Clash between loggers, activists halts forestry operations over Fairy Creek

Forest license holders asking for independent investigation into incident

The courthouse in Nanaimo, B.C. (News Bulletin file)
Island man sentenced in Nanaimo after causing a dog unnecessary pain and suffering

Kiefer Tyson Giroux, 26, of Nanoose Bay, given six-month sentence

Following a one-year pause due to the pandemic, the Snowbirds were back in the skies over the Comox Valley Wednesday (May 5) morning.
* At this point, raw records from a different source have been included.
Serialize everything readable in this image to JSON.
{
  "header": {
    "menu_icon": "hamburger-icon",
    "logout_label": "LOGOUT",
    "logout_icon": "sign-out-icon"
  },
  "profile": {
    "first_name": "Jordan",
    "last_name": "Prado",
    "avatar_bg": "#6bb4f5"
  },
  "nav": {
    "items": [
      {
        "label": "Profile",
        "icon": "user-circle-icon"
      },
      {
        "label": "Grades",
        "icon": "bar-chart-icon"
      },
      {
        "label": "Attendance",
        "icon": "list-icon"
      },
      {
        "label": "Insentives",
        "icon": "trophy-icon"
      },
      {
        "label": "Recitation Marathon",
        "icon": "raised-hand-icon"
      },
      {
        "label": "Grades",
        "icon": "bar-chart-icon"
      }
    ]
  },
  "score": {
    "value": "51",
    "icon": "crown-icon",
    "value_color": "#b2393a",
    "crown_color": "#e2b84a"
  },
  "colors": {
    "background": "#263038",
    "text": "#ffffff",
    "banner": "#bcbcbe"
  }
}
Photo by Erin Haluschak
Video: Snowbirds hold first training session in Comox Valley in more than 2 years

The team will conduct their training from May 4 to 26 in the area

Solar panels on a parking garage at the University of B.C. will be used to separate water into oxygen and hydrogen, the latter captured to supply a vehicle filling station. (UBC video)
UBC parkade project to use solar energy for hydrogen vehicles

Demonstration project gets $5.6M in low-carbon fuel credits

Most Read